 Some aspects of microhistory methodology are summarised in the important study by Carlo Ginzburg, The Cheese and the Worms: The Cosmos of a Sixteenth-Century Miller (John Tedeschi and Anne Tedeschi trans, Johns Hopkins University Press, 1980) [trans of: Il formaggio e i vermi: Il cosmo di un mugnaio del ‘500 (first published 1976)]. See especially the preface to the Italian edition, xiii.
 Mark Phillips, ‘Distance and Historical Representation’ (2004) 57 History Workshop Journal 123, 124.
 David Kennedy skilfully showed how the ‘the move to institutions’ was achieved by a retelling of international law history: David Kennedy, ‘The Move to Institutions’ (1987)
8 Cardozo Law Review 841.
 Philipps, above n 65, 130–1.
 Richard Terdiman, ‘Temporal Representations and Cultural Politics’ in Tyrus Miller (ed), Given World and Time: Temporalities in Context (Central European University Press, 2008) 131, 137.
 Skouteris himself has some good clues about this that could be investigated, taking the notion of time into account.
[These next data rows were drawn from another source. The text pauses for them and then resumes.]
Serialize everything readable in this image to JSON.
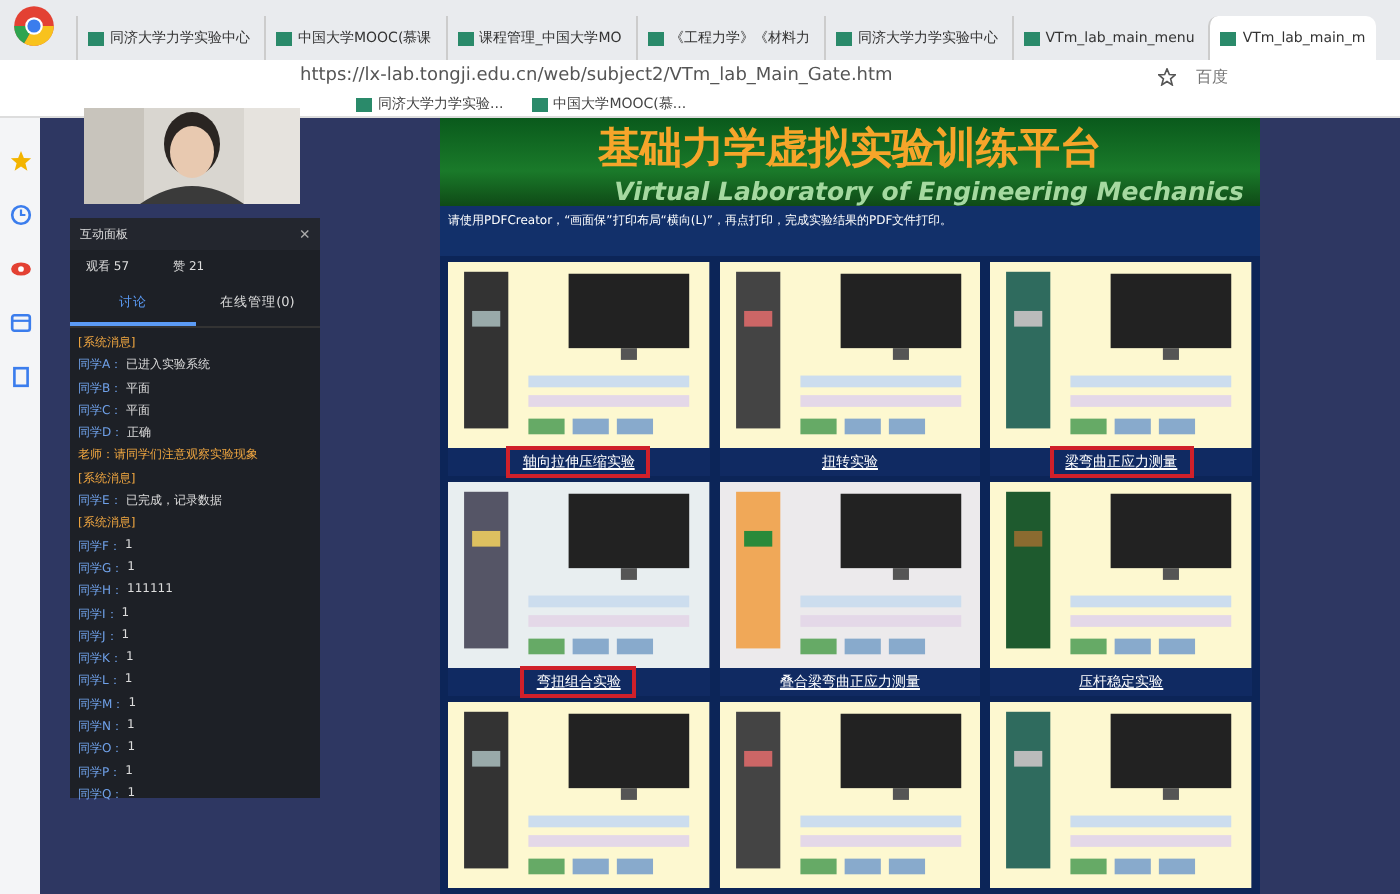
{
  "tabs": [
    {
      "label": "同济大学力学实验中心",
      "selected": false
    },
    {
      "label": "中国大学MOOC(慕课",
      "selected": false
    },
    {
      "label": "课程管理_中国大学MO",
      "selected": false
    },
    {
      "label": "《工程力学》《材料力",
      "selected": false
    },
    {
      "label": "同济大学力学实验中心",
      "selected": false
    },
    {
      "label": "VTm_lab_main_menu",
      "selected": false
    },
    {
      "label": "VTm_lab_main_m",
      "selected": true
    }
  ],
  "address_bar": {
    "url": "https://lx-lab.tongji.edu.cn/web/subject2/VTm_lab_Main_Gate.htm"
  },
  "search_box": {
    "placeholder": "百度"
  },
  "bookmarks": [
    "同济大学力学实验...",
    "中国大学MOOC(慕..."
  ],
  "panel": {
    "title": "互动面板",
    "close": "×",
    "views": "观看 57",
    "likes": "赞 21",
    "tabs": [
      {
        "label": "讨论",
        "selected": true
      },
      {
        "label": "在线管理(0)",
        "selected": false
      }
    ],
    "messages": [
      {
        "kind": "notice",
        "text": "[系统消息]"
      },
      {
        "kind": "chat",
        "name": "同学A：",
        "text": "已进入实验系统"
      },
      {
        "kind": "chat",
        "name": "同学B：",
        "text": "平面"
      },
      {
        "kind": "chat",
        "name": "同学C：",
        "text": "平面"
      },
      {
        "kind": "chat",
        "name": "同学D：",
        "text": "正确"
      },
      {
        "kind": "notice",
        "text": "老师：请同学们注意观察实验现象"
      },
      {
        "kind": "notice",
        "text": "[系统消息]"
      },
      {
        "kind": "chat",
        "name": "同学E：",
        "text": "已完成，记录数据"
      },
      {
        "kind": "notice",
        "text": "[系统消息]"
      },
      {
        "kind": "chat",
        "name": "同学F：",
        "text": "1"
      },
      {
        "kind": "chat",
        "name": "同学G：",
        "text": "1"
      },
      {
        "kind": "chat",
        "name": "同学H：",
        "text": "111111"
      },
      {
        "kind": "chat",
        "name": "同学I：",
        "text": "1"
      },
      {
        "kind": "chat",
        "name": "同学J：",
        "text": "1"
      },
      {
        "kind": "chat",
        "name": "同学K：",
        "text": "1"
      },
      {
        "kind": "chat",
        "name": "同学L：",
        "text": "1"
      },
      {
        "kind": "chat",
        "name": "同学M：",
        "text": "1"
      },
      {
        "kind": "chat",
        "name": "同学N：",
        "text": "1"
      },
      {
        "kind": "chat",
        "name": "同学O：",
        "text": "1"
      },
      {
        "kind": "chat",
        "name": "同学P：",
        "text": "1"
      },
      {
        "kind": "chat",
        "name": "同学Q：",
        "text": "1"
      }
    ]
  },
  "site": {
    "title": "基础力学虚拟实验训练平台",
    "subtitle": "Virtual Laboratory of Engineering Mechanics",
    "notice": "请使用PDFCreator，“画面保”打印布局“横向(L)”，再点打印，完成实验结果的PDF文件打印。",
    "experiments": [
      {
        "caption": "轴向拉伸压缩实验",
        "highlighted": true
      },
      {
        "caption": "扭转实验",
        "highlighted": false
      },
      {
        "caption": "梁弯曲正应力测量",
        "highlighted": true
      },
      {
        "caption": "弯扭组合实验",
        "highlighted": true
      },
      {
        "caption": "叠合梁弯曲正应力测量",
        "highlighted": false
      },
      {
        "caption": "压杆稳定实验",
        "highlighted": false
      },
      {
        "kind": "picture"
      },
      {
        "kind": "picture"
      },
      {
        "kind": "picture"
      }
    ]
  }
}
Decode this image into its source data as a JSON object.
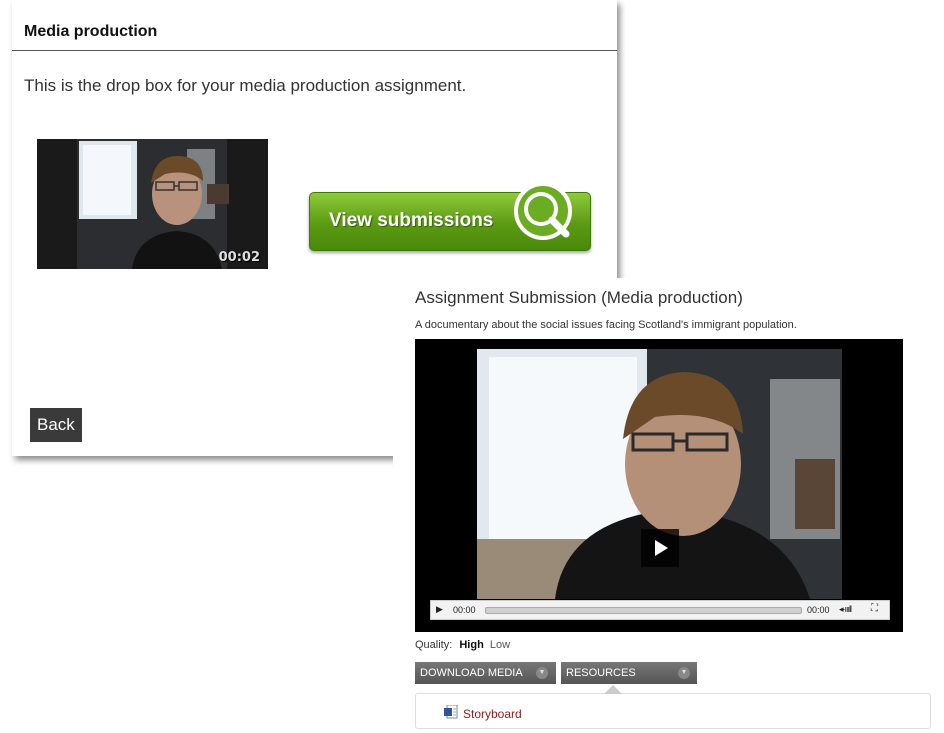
{
  "drop_box": {
    "title": "Media production",
    "description": "This is the drop box for your media production assignment.",
    "thumbnail_duration": "00:02",
    "view_button_label": "View submissions",
    "back_button_label": "Back"
  },
  "submission": {
    "title": "Assignment Submission (Media production)",
    "description": "A documentary about the social issues facing Scotland's immigrant population.",
    "player": {
      "current_time": "00:00",
      "total_time": "00:00",
      "progress": 0
    },
    "quality": {
      "label": "Quality:",
      "options": [
        "High",
        "Low"
      ],
      "selected": "High"
    },
    "buttons": {
      "download_label": "DOWNLOAD MEDIA",
      "resources_label": "RESOURCES"
    },
    "resources": [
      {
        "label": "Storyboard",
        "icon": "word-document-icon"
      }
    ]
  },
  "colors": {
    "view_button_green": "#5b9a13",
    "link_color": "#8b1a1a",
    "back_button_bg": "#3a3a3a"
  }
}
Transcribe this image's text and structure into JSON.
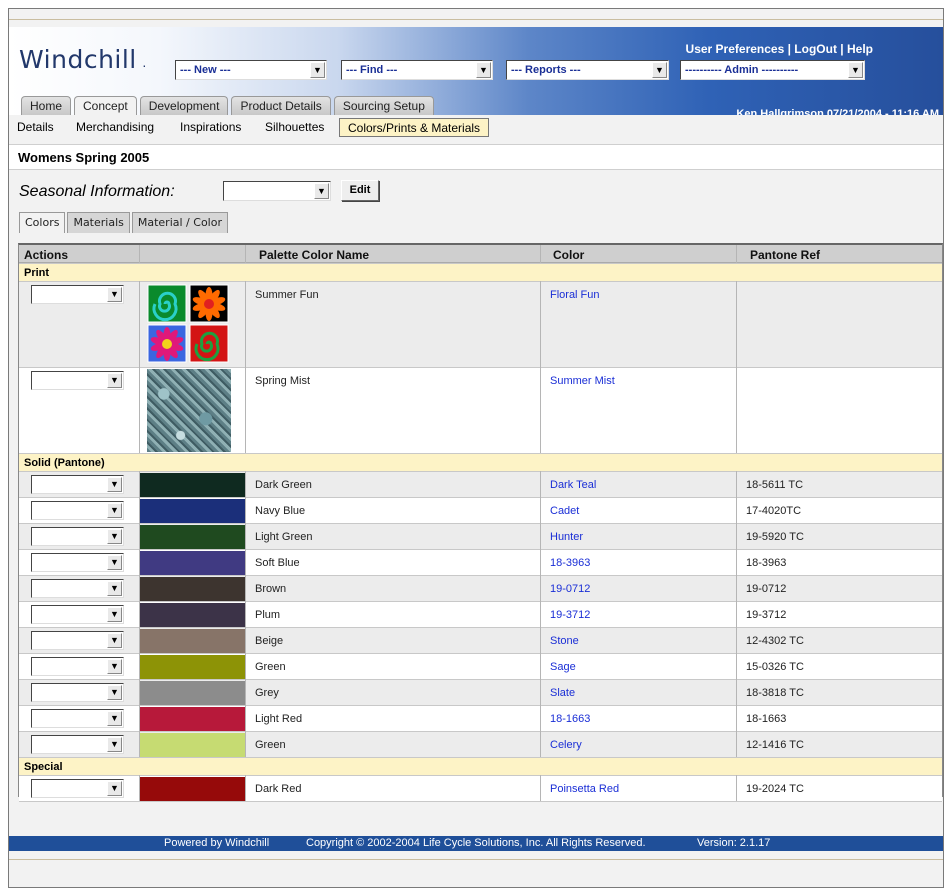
{
  "app": {
    "logo": "Windchill"
  },
  "menus": {
    "new": "--- New ---",
    "find": "--- Find ---",
    "reports": "--- Reports ---",
    "admin": "---------- Admin ----------"
  },
  "header": {
    "user_preferences": "User Preferences",
    "logout": "LogOut",
    "help": "Help",
    "separator": " | ",
    "user_line": "Ken Hallgrimson  07/21/2004 - 11:16 AM"
  },
  "tabs": [
    "Home",
    "Concept",
    "Development",
    "Product Details",
    "Sourcing Setup"
  ],
  "active_tab": "Concept",
  "subnav": {
    "items": [
      "Details",
      "Merchandising",
      "Inspirations",
      "Silhouettes"
    ],
    "active": "Colors/Prints & Materials"
  },
  "page_title": "Womens Spring 2005",
  "seasonal": {
    "label": "Seasonal Information:",
    "selected": "",
    "edit_label": "Edit"
  },
  "subtabs": [
    "Colors",
    "Materials",
    "Material / Color"
  ],
  "table": {
    "headers": [
      "Actions",
      "",
      "Palette Color Name",
      "Color",
      "Pantone Ref"
    ],
    "sections": [
      {
        "name": "Print",
        "rows": [
          {
            "name": "Summer Fun",
            "color": "Floral Fun",
            "pantone": "",
            "swatch": "print-floral"
          },
          {
            "name": "Spring Mist",
            "color": "Summer Mist",
            "pantone": "",
            "swatch": "print-mist"
          }
        ]
      },
      {
        "name": "Solid (Pantone)",
        "rows": [
          {
            "name": "Dark Green",
            "color": "Dark Teal",
            "pantone": "18-5611 TC",
            "hex": "#0f2a20"
          },
          {
            "name": "Navy Blue",
            "color": "Cadet",
            "pantone": "17-4020TC",
            "hex": "#1b2f7a"
          },
          {
            "name": "Light Green",
            "color": "Hunter",
            "pantone": "19-5920 TC",
            "hex": "#1f4a1f"
          },
          {
            "name": "Soft Blue",
            "color": "18-3963",
            "pantone": "18-3963",
            "hex": "#403a82"
          },
          {
            "name": "Brown",
            "color": "19-0712",
            "pantone": "19-0712",
            "hex": "#3d342f"
          },
          {
            "name": "Plum",
            "color": "19-3712",
            "pantone": "19-3712",
            "hex": "#3c3348"
          },
          {
            "name": "Beige",
            "color": "Stone",
            "pantone": "12-4302 TC",
            "hex": "#877468"
          },
          {
            "name": "Green",
            "color": "Sage",
            "pantone": "15-0326 TC",
            "hex": "#8d9306"
          },
          {
            "name": "Grey",
            "color": "Slate",
            "pantone": "18-3818 TC",
            "hex": "#8c8c8c"
          },
          {
            "name": "Light Red",
            "color": "18-1663",
            "pantone": "18-1663",
            "hex": "#b7193a"
          },
          {
            "name": "Green",
            "color": "Celery",
            "pantone": "12-1416 TC",
            "hex": "#c6db72"
          }
        ]
      },
      {
        "name": "Special",
        "rows": [
          {
            "name": "Dark Red",
            "color": "Poinsetta Red",
            "pantone": "19-2024 TC",
            "hex": "#960a0a"
          }
        ]
      }
    ]
  },
  "footer": {
    "powered": "Powered by Windchill",
    "copyright": "Copyright © 2002-2004 Life Cycle Solutions, Inc. All Rights Reserved.",
    "version": "Version: 2.1.17"
  }
}
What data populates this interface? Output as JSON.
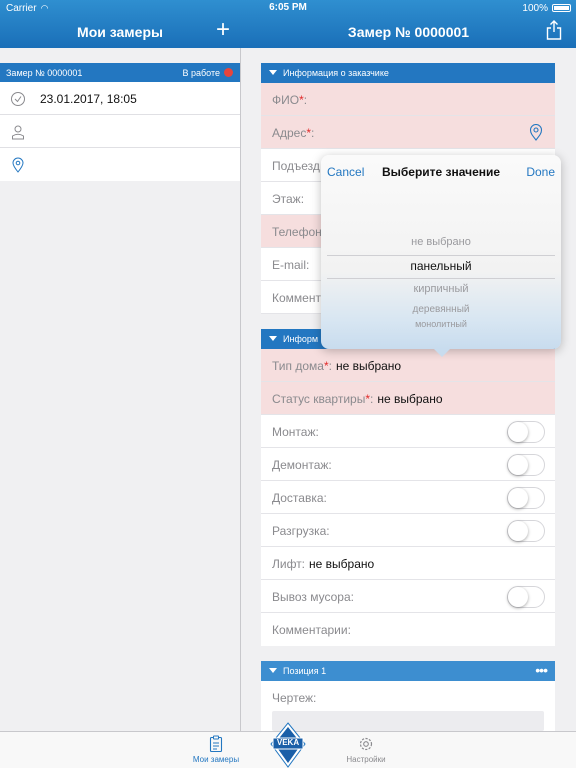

See Thomas Skouteris, ‘Fin de NAIL: New Approaches to International Law and its Impact on Contemporary International Legal Scholarship’ (1997) 10 Leiden Journal of International Law 415.
 Martti Koskenniemi, ‘The Advantage of Treaties: International Law in the Enlightenment’ (2009) 13 Edinburgh Law Review 27.
 See László Kontler, ‘Time and Progress — Time as Progress: An Enlightened Sermon by William Robertson’ in Tyrus Miller (ed), Given World and Time: Temporalities in Context (2008) 195.
 Charles Baudelaire, Oeuvres complètes (Michel Lévy Frères, 1868) vol 1, 201 [author’s translation of : ‘Rien ne peut l’égayer’ and ‘son peuple mourant en face du balcon’].
[*] Adjunct Professor of International Law, University of Brasilia (Brazil); Bolsista da
CAPES — Proc N 2213/09-5. I would like to thank Professor Martti Koskenniemi for carefully reading a first draft of this review essay.